FROM splitting the atom to unravelling the DNA molecule, British universities have long been world beating. A single college at Cambridge University, Trinity, has produced more than three times (34) the combined total of Nobel winners generated by today’s educational superstars at school level – China (8), Taiwan (2) South Korea (1) and Singapore (0).
Our underperforming state school system and public examination shambles is inclined to distract us from an indisputable fact. At its very best, in the stratosphere of education, academic achievement in the UK is world-beating. For all the excitement surrounding the Pfizer vaccine, it likely to be a much cheaper and easier-to-store Oxford vaccine that protects the world against the Covid-19 virus. More often than not Britain is best when it comes to a crisis that needs solving by brain power; certainly, at an admirably elite level. Some of that intelligence is, admittedly and proudly, attracted to these shores from overseas.

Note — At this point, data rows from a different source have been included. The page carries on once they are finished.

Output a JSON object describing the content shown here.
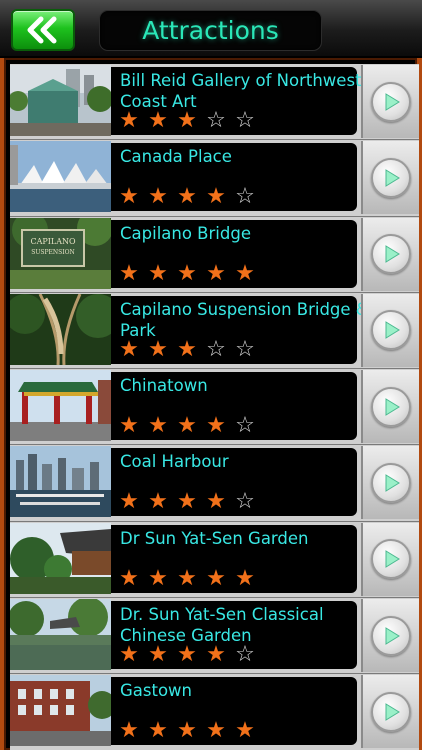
{
  "header": {
    "title": "Attractions",
    "back_icon": "double-chevron-left-icon"
  },
  "colors": {
    "accent_text": "#39e8e4",
    "title_text": "#2ae7b8",
    "star_full": "#f2711a",
    "star_empty": "#d8d8d8",
    "back_button": "#1ec21e",
    "frame": "#b14a10"
  },
  "attractions": [
    {
      "name": "Bill Reid Gallery of Northwest Coast Art",
      "rating": 3,
      "thumb": "gallery-building"
    },
    {
      "name": "Canada Place",
      "rating": 4,
      "thumb": "sails-waterfront"
    },
    {
      "name": "Capilano Bridge",
      "rating": 5,
      "thumb": "park-sign"
    },
    {
      "name": "Capilano Suspension Bridge & Park",
      "rating": 3,
      "thumb": "suspension-bridge"
    },
    {
      "name": "Chinatown",
      "rating": 4,
      "thumb": "chinatown-gate"
    },
    {
      "name": "Coal Harbour",
      "rating": 4,
      "thumb": "marina-skyline"
    },
    {
      "name": "Dr Sun Yat-Sen Garden",
      "rating": 5,
      "thumb": "pagoda-garden"
    },
    {
      "name": "Dr. Sun Yat-Sen Classical Chinese Garden",
      "rating": 4,
      "thumb": "pond-garden"
    },
    {
      "name": "Gastown",
      "rating": 5,
      "thumb": "brick-street"
    }
  ]
}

Nor do I wish to write off, entirely, our failing school system. It is not by chance that some of the wealthiest parents in the educational superstar school systems of the Asia-Pacific seek to place their offspring in British independent schools. These are the very schools that our educational establishment loves to hate. Eton, Wycombe Abbey, St Paul’s, Winchester, North London Collegiate and the rest of our shining success stories in schooling need to stop apologising to the Blob for being global success stories.
Given the admirable, awe-inspiring and commendably brainy educational elite at the top end of both our schools and our universities, how strange it has been to witness years of abject failure when it has come to managing university entrance. Our best brains have been unable to cope with the challenge of working out a fair and reliable system.
Sub-atomic physics and cracking the DNA code are as nothing, it seems, when compared with the challenge presented by sorting out the quality of applicants. For long, the best that our finest brains have been able to come up with for sixth-formers (Year 13) has been to base offers on teacher-predicted A-Level grades. Our cleverest university brains have, at least, been able to work out the accuracy rate of these predictions. It turns out to be 16 per cent across a candidate’s three best A-Level grades!
For decades, many young people have suffered from, or been unfairly advantaged by, the grade-prediction system for university entry. Those from low socio-economic backgrounds have been most likely to be under-predicted. Now, finally, we have a breakthrough. After eighteen months of review, university leaders have come to the conclusion that applicants to their universities should be based on real exam results rather than predicted grades.
Yes, our educational boffins have finally cracked it! Another UK Nobel Prize must, surely, be in the offing.